* Exercise details: Which lines in the records below hold the word "Production"? Copy each of them.

* Stored dataset items:

__________

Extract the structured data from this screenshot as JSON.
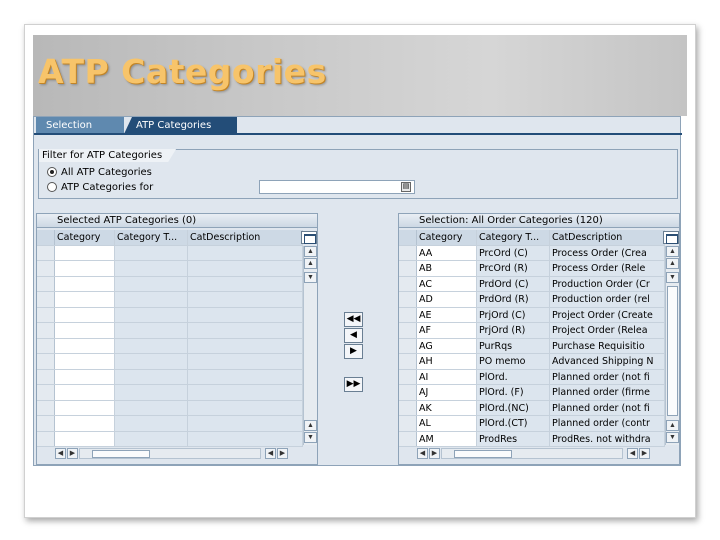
{
  "slide": {
    "title": "ATP Categories"
  },
  "tabs": [
    {
      "label": "Selection",
      "active": false
    },
    {
      "label": "ATP Categories",
      "active": true
    }
  ],
  "filter": {
    "title": "Filter for ATP Categories",
    "options": [
      {
        "label": "All ATP Categories",
        "selected": true
      },
      {
        "label": "ATP Categories for",
        "selected": false
      }
    ],
    "input_value": ""
  },
  "left_panel": {
    "title": "Selected ATP Categories (0)",
    "columns": [
      "Category",
      "Category T...",
      "CatDescription"
    ],
    "rows": []
  },
  "right_panel": {
    "title": "Selection: All Order Categories (120)",
    "columns": [
      "Category",
      "Category T...",
      "CatDescription"
    ],
    "rows": [
      [
        "AA",
        "PrcOrd (C)",
        "Process Order (Crea"
      ],
      [
        "AB",
        "PrcOrd (R)",
        "Process Order (Rele"
      ],
      [
        "AC",
        "PrdOrd (C)",
        "Production Order (Cr"
      ],
      [
        "AD",
        "PrdOrd (R)",
        "Production order (rel"
      ],
      [
        "AE",
        "PrjOrd (C)",
        "Project Order (Create"
      ],
      [
        "AF",
        "PrjOrd (R)",
        "Project Order (Relea"
      ],
      [
        "AG",
        "PurRqs",
        "Purchase Requisitio"
      ],
      [
        "AH",
        "PO memo",
        "Advanced Shipping N"
      ],
      [
        "AI",
        "PlOrd.",
        "Planned order (not fi"
      ],
      [
        "AJ",
        "PlOrd. (F)",
        "Planned order (firme"
      ],
      [
        "AK",
        "PlOrd.(NC)",
        "Planned order (not fi"
      ],
      [
        "AL",
        "PlOrd.(CT)",
        "Planned order (contr"
      ],
      [
        "AM",
        "ProdRes",
        "ProdRes. not withdra"
      ]
    ]
  },
  "move_buttons": [
    {
      "name": "move-all-left-button",
      "glyph": "◀◀"
    },
    {
      "name": "move-left-button",
      "glyph": "◀"
    },
    {
      "name": "move-right-button",
      "glyph": "▶"
    },
    {
      "name": "move-all-right-button",
      "glyph": "▶▶"
    }
  ],
  "icons": {
    "scroll_up": "▲",
    "scroll_down": "▼",
    "scroll_left": "◀",
    "scroll_right": "▶",
    "first": "▲",
    "last": "▼"
  }
}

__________

* Solution for this task:
        "Production Order (Cr"
        "Production order (rel"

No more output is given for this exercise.